Saki

Saki

Raised from the age of two by his grandmother and strict puritanical aunts, Hector Hugo Monroe’s creative outlook was always going to be different to most. Believed to have taken his pen-name from an obscure Persian poem, Saki was a playful and witty writer who was adept at enabling the reader to sympathise with his child characters whilst hilariously mocking authoritative family figures. His Clovis and Reginald stories are a delight, noticeable for their strong characterisation and satirical elements.The Storyteller though, is a personal favourite and one that perfectly encapsulates his style.
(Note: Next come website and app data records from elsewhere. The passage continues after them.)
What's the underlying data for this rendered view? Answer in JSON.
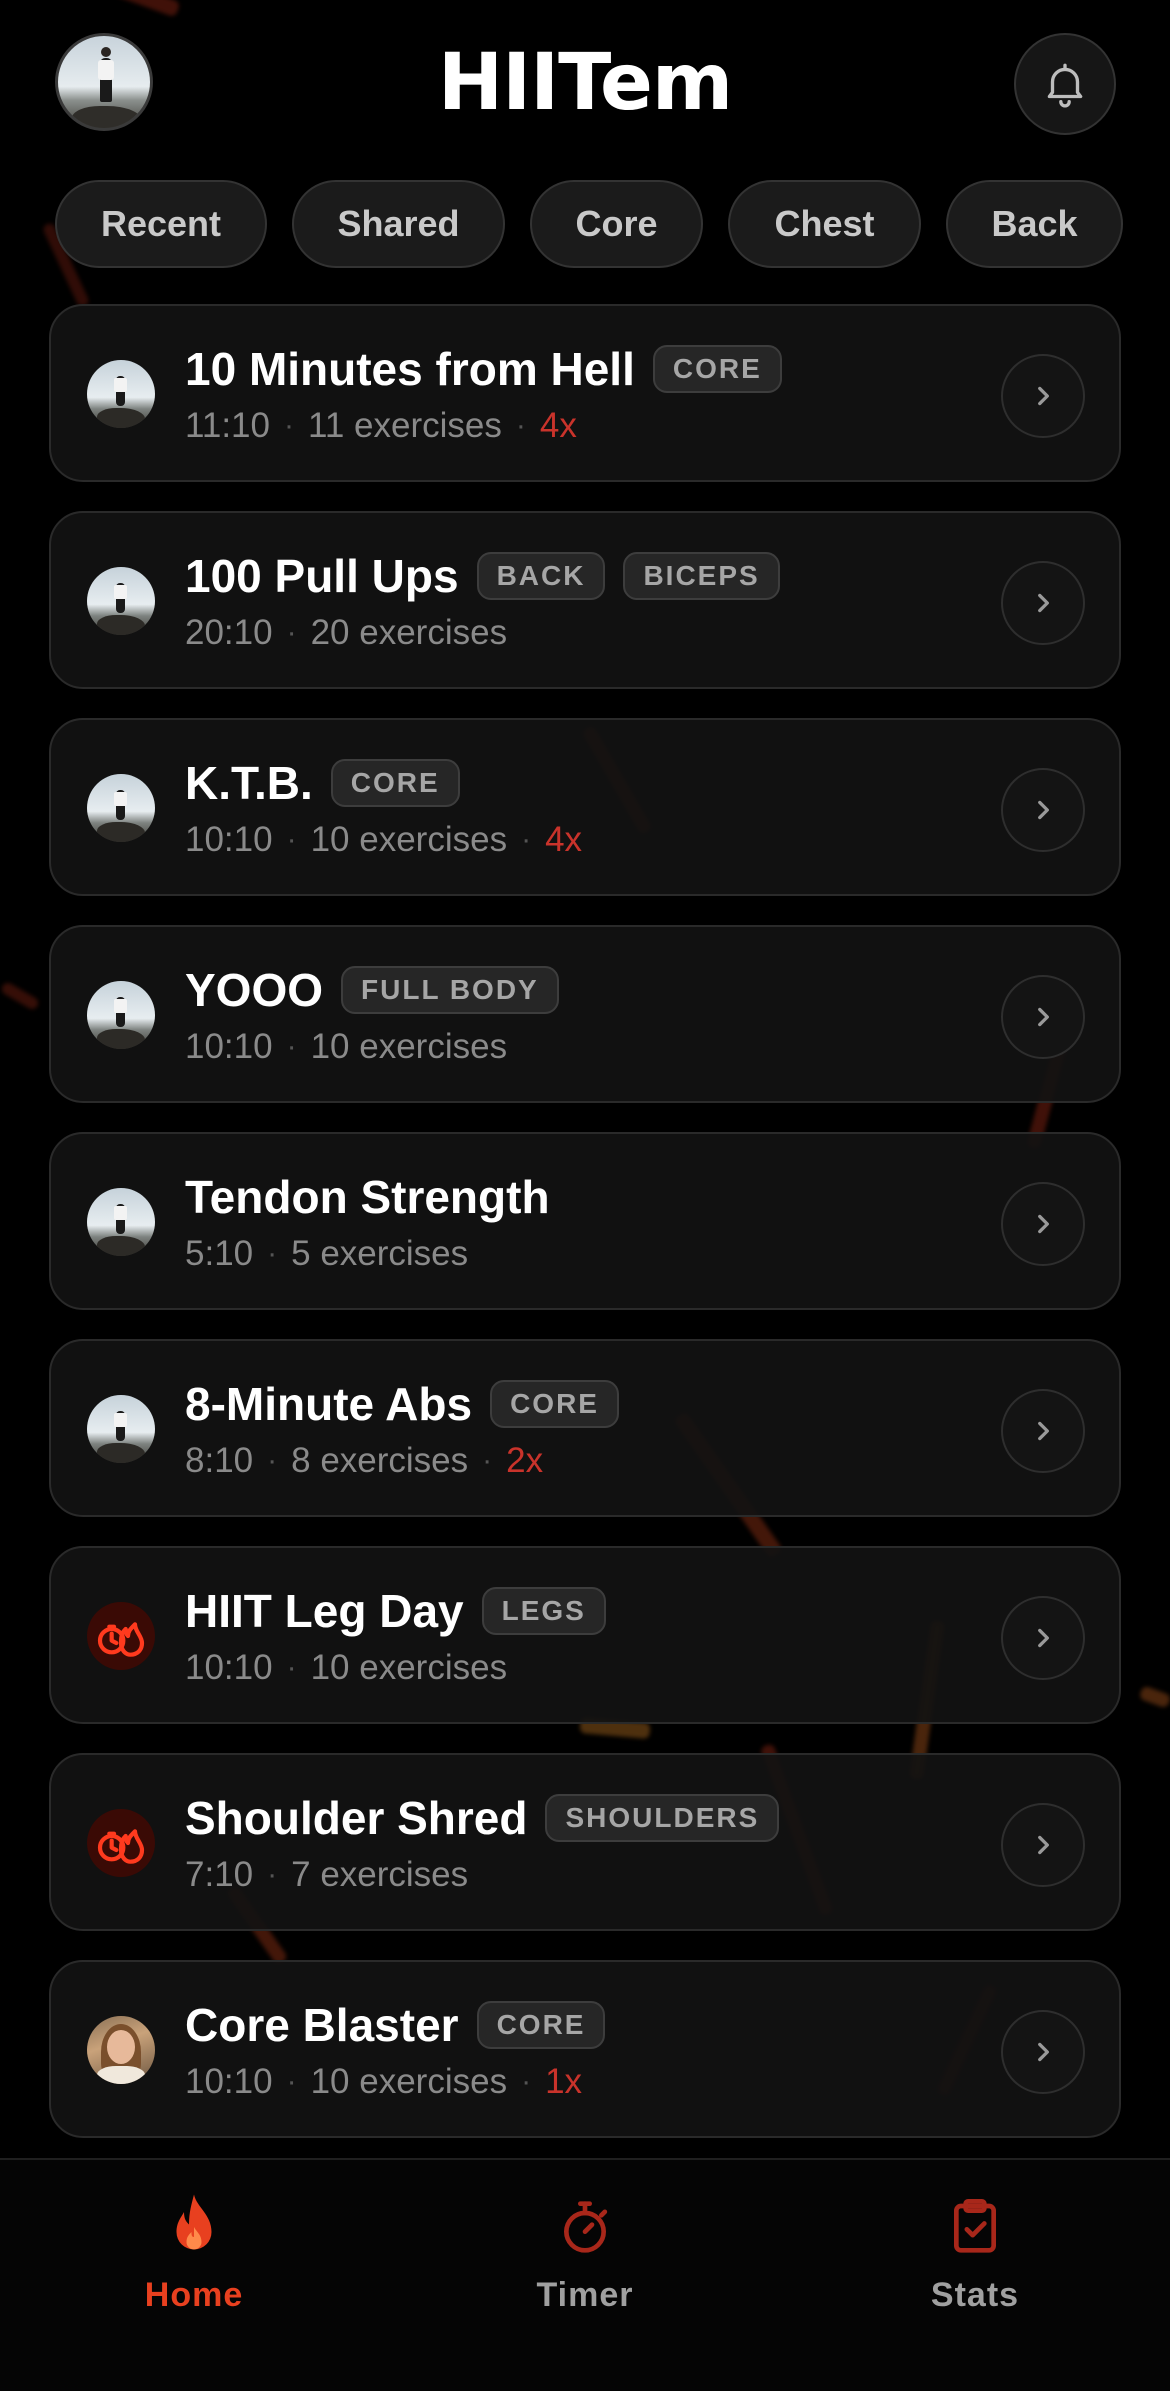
{
  "header": {
    "app_title": "HIITem"
  },
  "filters": [
    {
      "label": "Recent"
    },
    {
      "label": "Shared"
    },
    {
      "label": "Core"
    },
    {
      "label": "Chest"
    },
    {
      "label": "Back"
    }
  ],
  "workouts": [
    {
      "title": "10 Minutes from Hell",
      "tags": [
        "CORE"
      ],
      "duration": "11:10",
      "exercises": "11 exercises",
      "reps": "4x",
      "avatar": "user-photo"
    },
    {
      "title": "100 Pull Ups",
      "tags": [
        "BACK",
        "BICEPS"
      ],
      "duration": "20:10",
      "exercises": "20 exercises",
      "reps": "",
      "avatar": "user-photo"
    },
    {
      "title": "K.T.B.",
      "tags": [
        "CORE"
      ],
      "duration": "10:10",
      "exercises": "10 exercises",
      "reps": "4x",
      "avatar": "user-photo"
    },
    {
      "title": "YOOO",
      "tags": [
        "FULL BODY"
      ],
      "duration": "10:10",
      "exercises": "10 exercises",
      "reps": "",
      "avatar": "user-photo"
    },
    {
      "title": "Tendon Strength",
      "tags": [],
      "duration": "5:10",
      "exercises": "5 exercises",
      "reps": "",
      "avatar": "user-photo"
    },
    {
      "title": "8-Minute Abs",
      "tags": [
        "CORE"
      ],
      "duration": "8:10",
      "exercises": "8 exercises",
      "reps": "2x",
      "avatar": "user-photo"
    },
    {
      "title": "HIIT Leg Day",
      "tags": [
        "LEGS"
      ],
      "duration": "10:10",
      "exercises": "10 exercises",
      "reps": "",
      "avatar": "app-icon"
    },
    {
      "title": "Shoulder Shred",
      "tags": [
        "SHOULDERS"
      ],
      "duration": "7:10",
      "exercises": "7 exercises",
      "reps": "",
      "avatar": "app-icon"
    },
    {
      "title": "Core Blaster",
      "tags": [
        "CORE"
      ],
      "duration": "10:10",
      "exercises": "10 exercises",
      "reps": "1x",
      "avatar": "person-photo"
    }
  ],
  "tabbar": {
    "home": "Home",
    "timer": "Timer",
    "stats": "Stats",
    "active": "home"
  },
  "colors": {
    "accent": "#e8401f",
    "reps": "#c9332b",
    "background": "#000000",
    "card": "#121212"
  },
  "icons": [
    "bell-icon",
    "chevron-right-icon",
    "flame-icon",
    "stopwatch-icon",
    "clipboard-check-icon",
    "app-flame-timer-icon"
  ]
}
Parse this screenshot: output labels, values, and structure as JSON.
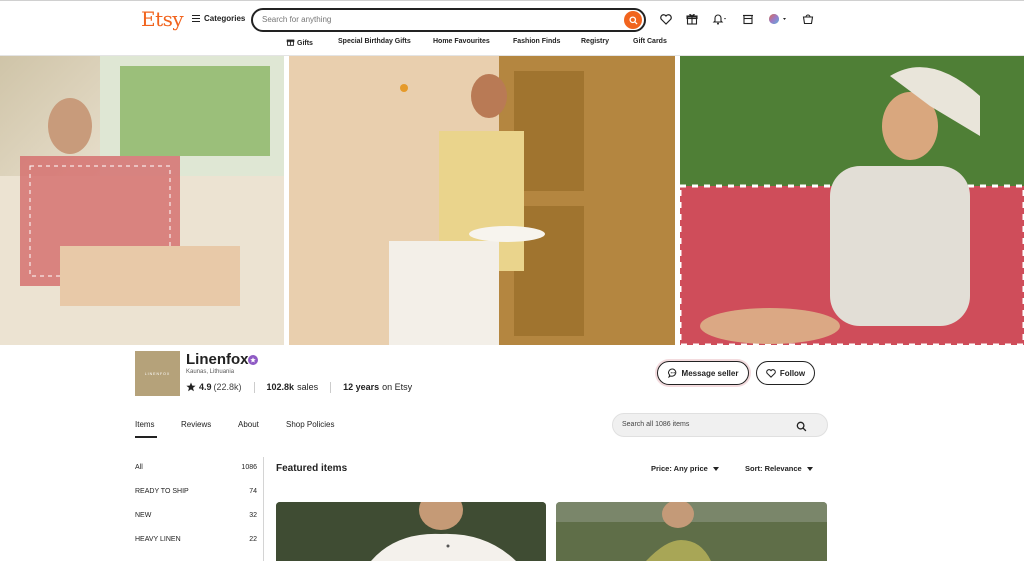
{
  "header": {
    "logo": "Etsy",
    "categories_label": "Categories",
    "search_placeholder": "Search for anything",
    "icons": [
      "heart-icon",
      "gift-icon",
      "bell-icon",
      "registry-icon",
      "avatar",
      "cart-icon"
    ]
  },
  "subnav": [
    "Gifts",
    "Special Birthday Gifts",
    "Home Favourites",
    "Fashion Finds",
    "Registry",
    "Gift Cards"
  ],
  "shop": {
    "logo_text": "LINENFOX",
    "name": "Linenfox",
    "location": "Kaunas, Lithuania",
    "rating": "4.9",
    "reviews": "(22.8k)",
    "sales_count": "102.8k",
    "sales_label": "sales",
    "years": "12 years",
    "years_suffix": "on Etsy",
    "message_label": "Message seller",
    "follow_label": "Follow"
  },
  "tabs": [
    "Items",
    "Reviews",
    "About",
    "Shop Policies"
  ],
  "shop_search_placeholder": "Search all 1086 items",
  "sidebar": [
    {
      "label": "All",
      "count": "1086"
    },
    {
      "label": "READY TO SHIP",
      "count": "74"
    },
    {
      "label": "NEW",
      "count": "32"
    },
    {
      "label": "HEAVY LINEN",
      "count": "22"
    }
  ],
  "featured": {
    "title": "Featured items",
    "price_filter": "Price: Any price",
    "sort_filter": "Sort: Relevance"
  },
  "colors": {
    "brand": "#f1641e",
    "badge": "#8e5ac4"
  }
}
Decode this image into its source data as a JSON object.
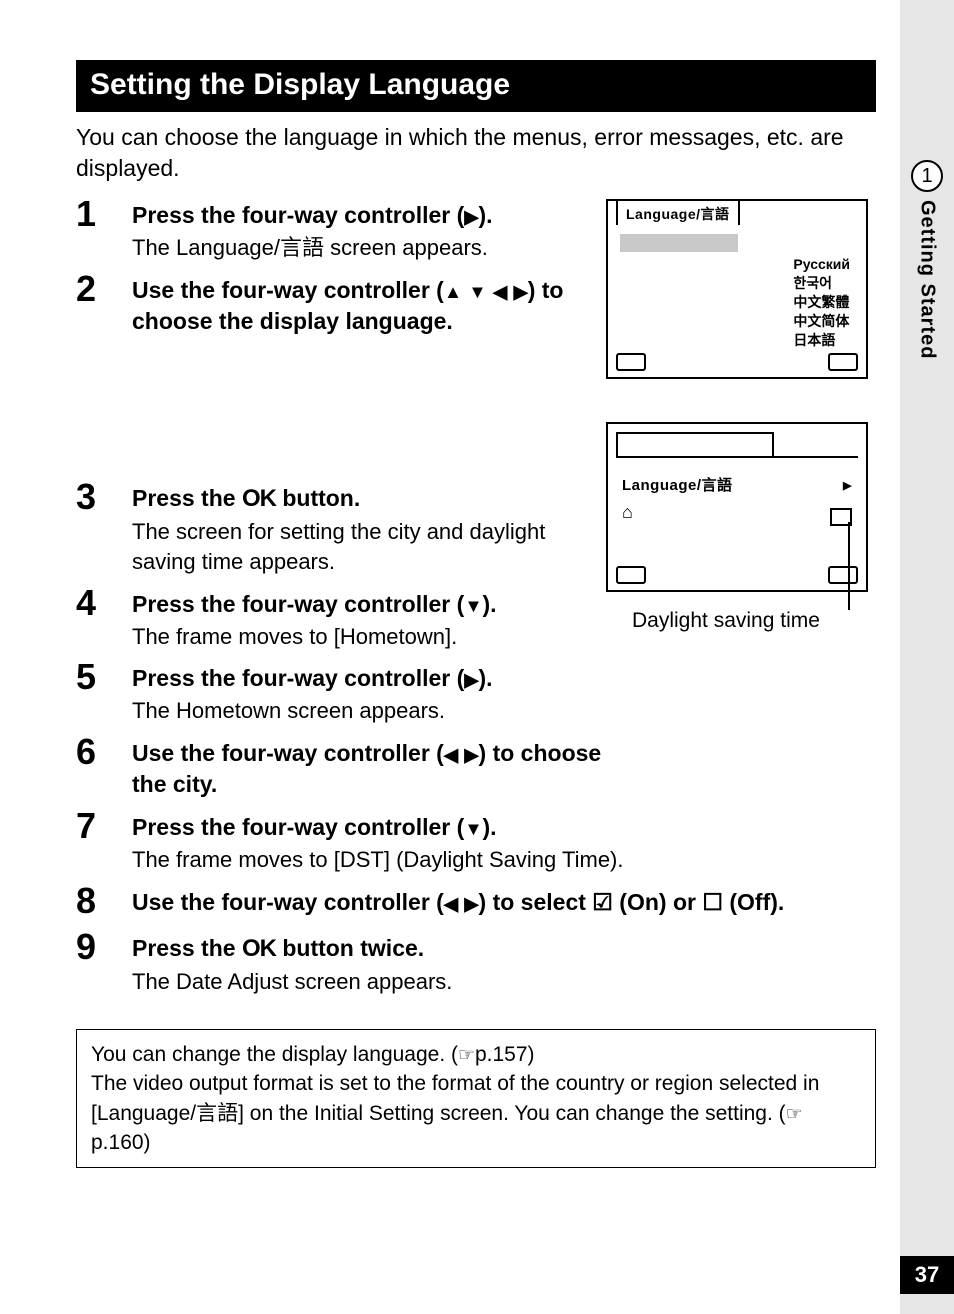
{
  "sidebar": {
    "chapter_num": "1",
    "chapter_label": "Getting Started",
    "page_number": "37"
  },
  "heading": "Setting the Display Language",
  "intro": "You can choose the language in which the menus, error messages, etc. are displayed.",
  "steps": [
    {
      "num": "1",
      "title_parts": [
        "Press the four-way controller (",
        ")."
      ],
      "desc_parts": [
        "The Language/",
        "言語",
        " screen appears."
      ]
    },
    {
      "num": "2",
      "title_parts": [
        "Use the four-way controller (",
        ") to choose the display language."
      ]
    },
    {
      "num": "3",
      "title_parts": [
        "Press the ",
        " button."
      ],
      "desc": "The screen for setting the city and daylight saving time appears."
    },
    {
      "num": "4",
      "title_parts": [
        "Press the four-way controller (",
        ")."
      ],
      "desc": "The frame moves to [Hometown]."
    },
    {
      "num": "5",
      "title_parts": [
        "Press the four-way controller (",
        ")."
      ],
      "desc": "The Hometown screen appears."
    },
    {
      "num": "6",
      "title_parts": [
        "Use the four-way controller (",
        ") to choose the city."
      ]
    },
    {
      "num": "7",
      "title_parts": [
        "Press the four-way controller (",
        ")."
      ],
      "desc": "The frame moves to [DST] (Daylight Saving Time)."
    },
    {
      "num": "8",
      "title_parts": [
        "Use the four-way controller (",
        ") to select ",
        " (On) or ",
        " (Off)."
      ]
    },
    {
      "num": "9",
      "title_parts": [
        "Press the ",
        " button twice."
      ],
      "desc": "The Date Adjust screen appears."
    }
  ],
  "ok_label": "OK",
  "screen1": {
    "tab": "Language/言語",
    "langs": [
      "Русский",
      "한국어",
      "中文繁體",
      "中文简体",
      "日本語"
    ]
  },
  "screen2": {
    "row_label": "Language/言語",
    "home_icon": "⌂",
    "caption": "Daylight saving time"
  },
  "note": {
    "line1a": "You can change the display language. (",
    "line1b": "p.157)",
    "line2a": "The video output format is set to the format of the country or region selected in [Language/",
    "line2b": "言語",
    "line2c": "] on the Initial Setting screen. You can change the setting. (",
    "line2d": "p.160)"
  }
}
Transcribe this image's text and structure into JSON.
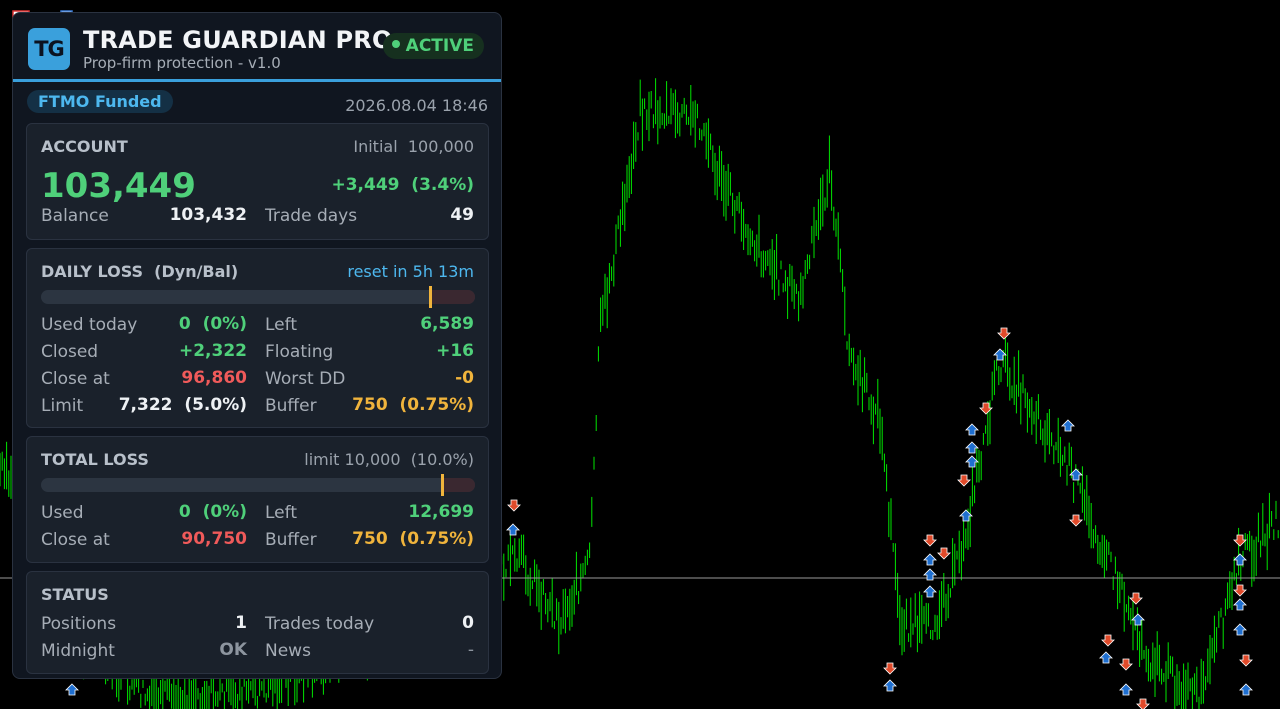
{
  "header": {
    "logo_text": "TG",
    "title": "TRADE GUARDIAN PRO",
    "subtitle": "Prop-firm protection  -  v1.0",
    "status": "ACTIVE",
    "status_color": "#4fd07a",
    "accent": "#3aa0dc"
  },
  "prop_badge": "FTMO Funded",
  "datetime": "2026.08.04 18:46",
  "account": {
    "title": "ACCOUNT",
    "initial_label": "Initial",
    "initial_value": "100,000",
    "equity": "103,449",
    "change": "+3,449  (3.4%)",
    "balance_label": "Balance",
    "balance_value": "103,432",
    "trade_days_label": "Trade days",
    "trade_days_value": "49"
  },
  "daily_loss": {
    "title": "DAILY LOSS  (Dyn/Bal)",
    "reset": "reset in 5h 13m",
    "progress_fraction": 0.0,
    "used_today_label": "Used today",
    "used_today_value": "0  (0%)",
    "left_label": "Left",
    "left_value": "6,589",
    "closed_label": "Closed",
    "closed_value": "+2,322",
    "floating_label": "Floating",
    "floating_value": "+16",
    "close_at_label": "Close at",
    "close_at_value": "96,860",
    "worst_dd_label": "Worst DD",
    "worst_dd_value": "-0",
    "limit_label": "Limit",
    "limit_value": "7,322  (5.0%)",
    "buffer_label": "Buffer",
    "buffer_value": "750  (0.75%)"
  },
  "total_loss": {
    "title": "TOTAL LOSS",
    "limit": "limit 10,000  (10.0%)",
    "progress_fraction": 0.0,
    "used_label": "Used",
    "used_value": "0  (0%)",
    "left_label": "Left",
    "left_value": "12,699",
    "close_at_label": "Close at",
    "close_at_value": "90,750",
    "buffer_label": "Buffer",
    "buffer_value": "750  (0.75%)"
  },
  "status": {
    "title": "STATUS",
    "positions_label": "Positions",
    "positions_value": "1",
    "trades_today_label": "Trades today",
    "trades_today_value": "0",
    "midnight_label": "Midnight",
    "midnight_value": "OK",
    "news_label": "News",
    "news_value": "-"
  },
  "chart": {
    "candle_color": "#00e600",
    "background": "#000000",
    "buy_arrow_color": "#1f6fd0",
    "sell_arrow_color": "#e04a2a",
    "price_line_color": "#9a9a9a"
  }
}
An aunt struggles to look after a young and impatient niece and nephew, before a stranger bothered by all the noise, decides to tell a curious story to hold their attention.

James Thurber

James Thurber

There is no point disguising how much of a fan I am of the unique Ohio humourist who wrote most of his stories for The New Yorker, frequently with his own gloriously distinctive annotations. His work has made me laugh more than any other writer. Thurber was able to capture the absurd and the ridiculousness within family life with sharp but endearing descriptions that could make even the simplest of plots hugely entertaining. In his stories, be they about a browbeaten daydreamer in The Secret Life of Walter Mitty, or how a family pet could divide opinions even within households in The Dog that Bit People, Thurber was one of the most involving writers around. Also worth checking out are his modern takes on fairy tales, in particular with The Princess and the Tin Box.

Sir Arthur Conan Doyle

Sir Arthur Conan Doyle

It’s scary to think just how much Doyle eventually grew to hate his iconic character Sherlock Holmes, whose unprecedented success he felt eclipsed all his other literary work. Indeed, Doyle tried to kill off the greatest literary sleuth of all time in The Final Problem, only for the public’s insatiable demand for more stories forcing him to bring Holmes back. The consolidation would be that the ruthless Holmes and fiercely loyal companion Dr Watson have left an indelible mark far beyond the detective genre. And this was evident even from the first story, A Scandal in Bohemia, when Irene Adler outsmarted Sherlock Holmes, over twenty years before women in Britain were permitted to vote. So much was packed into the 56 short stories, and with demand showing no sign of abating, that even now film and TV makers are finding different ways to adapt them to a new audience.

Oscar Wilde

Oscar Wilde

A strong candidate for the most entertaining ever dinner guest, the much celebrated and oft-quoted wit Oscar Wilde also had a skill for short stories. Though not as prolific in the genre as others on the list, the Dublin-born writer had a lyrical flair and parable style tone seemingly written for children. Stories such as The Happy PrinceThe Selfish Giant, and The Model Millionaire, have a touching and inspirational nature. Wilde also delighted in exposing hypocrisy. Apart from his skill in satire, canny use of unhappy or unresolved ending and ignorant characters, what helps separate Wilde from others was the almost poetic and seamless style Wilde had, best seen in The Nightingale and the Rose.

Ernest Hemingway

Ernest Hemingway

Though it means no Franz Kafka, Dorothy Parker, John Collier, O Henry or Graham Greene, Ernest Hemingway just had to be on this list. One of literature’s all time greats, the author of spellbinding classics including The Old Man and the SeaFor Whom the Bells Tolls and the astonishing first novel Fiesta, Hemingway had a seemingly minimalist style that worked just as effectively in short stories. A particularly memorable one, and one that encapsulates what Hemingway was all about, is A Clean Well Lighted Place. Set mostly in a Spanish cafe, with few characters, no hidden twists or dramatic language and with little actually happening, it is as deep a story about loneliness that you could hope to find. The KillersHills like White ElephantsThe Capital of the World and The Snows of Kilamanjaro are among others to highlight Hemingway’s extraordinary gift for subtle language and wider significance.